I bought that first edition of The Last Samurai at Borders in Hammersmith – no longer with us – and after the second reading travelled the entire loop of the Circle Line – no longer possible – and still hold it in high esteem, despite (because of?) its flaws. Although surely cheaper to heat a flat for a day than buy a travelcard?
Thank you for the update on your summer reading. My most recent pleasure has been Richard Powers’ Orfeo.
Although it’s been some time since I read Powers, i remember his early books very fondly. Orfeo is on the shelf awaiting its turn. Everything is flawed,no less DeWitt’s two novels but most have little acuity to balance the scales.
I discovered De Witt in one of those meandering, tangential journeys on the net that I usually think are a waste of time, but not when I learn about a book like The Last Samurai.She has an extraordinary intellect, not just in terms of what she knows [ all those languages!] but in the fierce independence of her thinking. I’ve just finished her other novel Lightning Rods which is a marvellously sustained satire of American business language and values.
I read Lightning Rods a few years ago, also an extraordinary journey.
I’ve heard so much about the DeWitt but am still feeling much too cautious to get involved. =)
Currently reading Yuri Herrera’s Signs Preceding the End of the World (highly recommend), Bolano’s Savage Detectives (finally), and T.J. Clark’s art criticism. Will finish out the year with the massive volume of Montaigne essays I’ve always meant to read. Maybe next year we’ll do Joseph and his Brothers, Anthony.

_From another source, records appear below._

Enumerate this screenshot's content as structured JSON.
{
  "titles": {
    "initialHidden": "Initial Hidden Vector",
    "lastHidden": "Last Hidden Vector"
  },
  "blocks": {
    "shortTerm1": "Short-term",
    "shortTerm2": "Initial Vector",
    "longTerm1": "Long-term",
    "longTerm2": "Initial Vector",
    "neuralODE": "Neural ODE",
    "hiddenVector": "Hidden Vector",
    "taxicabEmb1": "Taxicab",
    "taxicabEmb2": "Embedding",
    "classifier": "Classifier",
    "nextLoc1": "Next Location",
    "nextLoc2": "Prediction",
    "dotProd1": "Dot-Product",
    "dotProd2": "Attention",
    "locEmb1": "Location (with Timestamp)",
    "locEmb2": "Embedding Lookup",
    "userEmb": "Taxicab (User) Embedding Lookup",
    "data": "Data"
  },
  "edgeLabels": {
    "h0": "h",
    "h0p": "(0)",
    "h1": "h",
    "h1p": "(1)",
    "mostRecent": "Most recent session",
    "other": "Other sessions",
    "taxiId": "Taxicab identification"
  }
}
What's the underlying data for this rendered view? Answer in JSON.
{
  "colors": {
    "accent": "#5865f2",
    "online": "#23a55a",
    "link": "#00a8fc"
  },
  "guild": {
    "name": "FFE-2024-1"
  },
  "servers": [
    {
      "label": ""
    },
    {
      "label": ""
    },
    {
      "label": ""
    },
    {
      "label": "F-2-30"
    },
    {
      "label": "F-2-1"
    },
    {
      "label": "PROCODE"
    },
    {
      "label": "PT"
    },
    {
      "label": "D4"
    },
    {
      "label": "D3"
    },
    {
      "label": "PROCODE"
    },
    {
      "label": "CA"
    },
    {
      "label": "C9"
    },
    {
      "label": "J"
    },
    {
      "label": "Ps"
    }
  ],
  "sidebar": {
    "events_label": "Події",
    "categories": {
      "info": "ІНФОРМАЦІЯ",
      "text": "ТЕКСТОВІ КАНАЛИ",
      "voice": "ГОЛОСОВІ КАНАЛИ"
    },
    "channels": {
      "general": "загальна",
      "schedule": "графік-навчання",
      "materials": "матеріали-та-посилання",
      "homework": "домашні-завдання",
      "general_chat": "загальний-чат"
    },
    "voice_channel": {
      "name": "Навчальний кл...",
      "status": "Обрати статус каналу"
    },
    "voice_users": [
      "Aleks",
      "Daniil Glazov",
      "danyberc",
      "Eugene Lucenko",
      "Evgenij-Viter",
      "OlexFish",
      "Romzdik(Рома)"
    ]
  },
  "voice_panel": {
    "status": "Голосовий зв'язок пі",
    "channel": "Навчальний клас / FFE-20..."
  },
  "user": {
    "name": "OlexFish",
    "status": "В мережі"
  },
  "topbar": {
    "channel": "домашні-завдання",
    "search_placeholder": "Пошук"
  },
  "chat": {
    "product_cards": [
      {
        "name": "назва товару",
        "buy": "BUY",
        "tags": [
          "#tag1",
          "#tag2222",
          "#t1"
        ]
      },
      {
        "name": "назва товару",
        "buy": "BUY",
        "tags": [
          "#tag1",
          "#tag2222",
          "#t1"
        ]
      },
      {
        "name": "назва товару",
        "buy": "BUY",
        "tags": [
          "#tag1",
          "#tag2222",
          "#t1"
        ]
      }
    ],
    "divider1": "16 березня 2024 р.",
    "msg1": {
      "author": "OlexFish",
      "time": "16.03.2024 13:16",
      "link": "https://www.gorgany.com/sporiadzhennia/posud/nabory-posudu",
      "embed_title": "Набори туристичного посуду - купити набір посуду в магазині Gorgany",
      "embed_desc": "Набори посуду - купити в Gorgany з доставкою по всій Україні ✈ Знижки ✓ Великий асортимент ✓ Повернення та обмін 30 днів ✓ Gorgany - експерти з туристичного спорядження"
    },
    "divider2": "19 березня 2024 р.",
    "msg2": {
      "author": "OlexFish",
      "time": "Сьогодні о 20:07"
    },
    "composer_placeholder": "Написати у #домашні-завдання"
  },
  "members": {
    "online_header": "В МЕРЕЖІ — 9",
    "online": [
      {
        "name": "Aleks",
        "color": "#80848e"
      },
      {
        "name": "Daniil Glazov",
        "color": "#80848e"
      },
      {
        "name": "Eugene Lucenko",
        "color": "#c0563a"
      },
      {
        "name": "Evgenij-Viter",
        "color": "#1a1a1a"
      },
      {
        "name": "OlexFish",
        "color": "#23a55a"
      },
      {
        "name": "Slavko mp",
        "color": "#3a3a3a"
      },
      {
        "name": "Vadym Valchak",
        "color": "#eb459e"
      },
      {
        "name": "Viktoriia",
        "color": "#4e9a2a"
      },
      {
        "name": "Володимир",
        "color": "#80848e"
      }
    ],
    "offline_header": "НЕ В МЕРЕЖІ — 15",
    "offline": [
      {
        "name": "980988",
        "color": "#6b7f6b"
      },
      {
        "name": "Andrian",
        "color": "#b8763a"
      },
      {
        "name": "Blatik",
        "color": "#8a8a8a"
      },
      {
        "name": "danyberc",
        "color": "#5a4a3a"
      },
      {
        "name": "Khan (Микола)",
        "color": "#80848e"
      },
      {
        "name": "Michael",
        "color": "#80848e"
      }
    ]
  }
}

Thank you for keeping us up to date with your reading list!
I’ve yet to read Montaigne cover to cover, though I know I’d enjoy reading him that way. I dip in from time to time. Savage Detectives is the only Bolano I’ve read; I loved the book to bits, but I’ve yet to be tempted to read Bolano any further (I have several awaiting my interest.) I keep peering into and poking the Herrera but something resists; I’m not convinced it’s for me. I’ve read both DeWitts but Last Samurai is the better book by far. It is brilliant, but not for everyone. I’d love to read Mann’s Joseph with you next year.
Helen DeWitt’s The Last Samurai has the honour of being the first book I ordered online. I was intrigued ever since another reader I respect named it as her favourite book. The fact that you also enjoyed it cinched the decision for me.
I am very much looking forward to it, and can’t remember the last time I was so excited!
Please let me know what you make of it. I can’t quite put the book down. After finishing, I decided to read it again, taking time to follow up the allusions and references.
I’ve begun reading it. I can’t put it down! I think I’m going to follow your example and read through it once before watching “the Seven Samurais” and looking up the other references.
At least I can follow the Odyssey references because I also read that as a child. : ) (In Serbian.)
DeWitt, like Schmidt or Quignard, is so much richer if one follows all the trails.